### [WHAT NEEDS TO BE DONE]
When you restate the records, do so word for word and omit any picture they contain.

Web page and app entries
▬▬▬

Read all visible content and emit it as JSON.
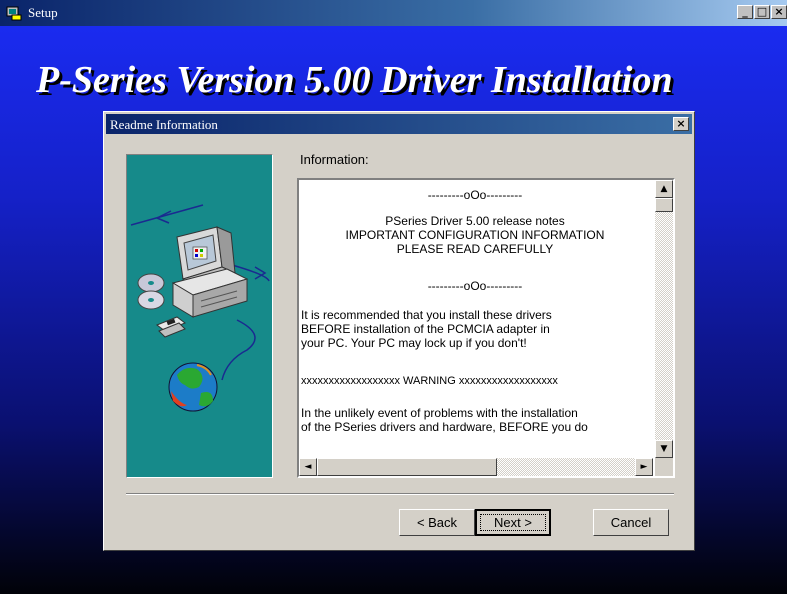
{
  "window": {
    "title": "Setup",
    "minimize_glyph": "_",
    "maximize_glyph": "□",
    "close_glyph": "×"
  },
  "banner_title": "P-Series Version 5.00 Driver Installation",
  "dialog": {
    "title": "Readme Information",
    "close_glyph": "×",
    "info_label": "Information:",
    "readme_lines": [
      "---------oOo---------",
      "PSeries Driver 5.00 release notes",
      "IMPORTANT CONFIGURATION INFORMATION",
      "PLEASE READ CAREFULLY",
      "---------oOo---------",
      "It is recommended that you install these drivers",
      "BEFORE installation of the PCMCIA adapter in",
      "your PC. Your PC may lock up if you don't!",
      "xxxxxxxxxxxxxxxxxx  WARNING  xxxxxxxxxxxxxxxxxx",
      "In the unlikely event of problems with the installation",
      "of the PSeries drivers and hardware, BEFORE you do"
    ],
    "scroll_up": "▲",
    "scroll_down": "▼",
    "scroll_left": "◄",
    "scroll_right": "►",
    "buttons": {
      "back": "< Back",
      "next": "Next >",
      "cancel": "Cancel"
    }
  },
  "icons": {
    "app": "setup-app-icon",
    "illustration": "computer-cd-globe-illustration"
  }
}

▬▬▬

### [TASK SOLUTION]
Read all visible content and emit it as JSON.
{
  "window": {
    "title": "Setup",
    "minimize_glyph": "_",
    "maximize_glyph": "□",
    "close_glyph": "×"
  },
  "banner_title": "P-Series Version 5.00 Driver Installation",
  "dialog": {
    "title": "Readme Information",
    "close_glyph": "×",
    "info_label": "Information:",
    "readme_lines": [
      "---------oOo---------",
      "PSeries Driver 5.00 release notes",
      "IMPORTANT CONFIGURATION INFORMATION",
      "PLEASE READ CAREFULLY",
      "---------oOo---------",
      "It is recommended that you install these drivers",
      "BEFORE installation of the PCMCIA adapter in",
      "your PC. Your PC may lock up if you don't!",
      "xxxxxxxxxxxxxxxxxx  WARNING  xxxxxxxxxxxxxxxxxx",
      "In the unlikely event of problems with the installation",
      "of the PSeries drivers and hardware, BEFORE you do"
    ],
    "scroll_up": "▲",
    "scroll_down": "▼",
    "scroll_left": "◄",
    "scroll_right": "►",
    "buttons": {
      "back": "< Back",
      "next": "Next >",
      "cancel": "Cancel"
    }
  },
  "icons": {
    "app": "setup-app-icon",
    "illustration": "computer-cd-globe-illustration"
  }
}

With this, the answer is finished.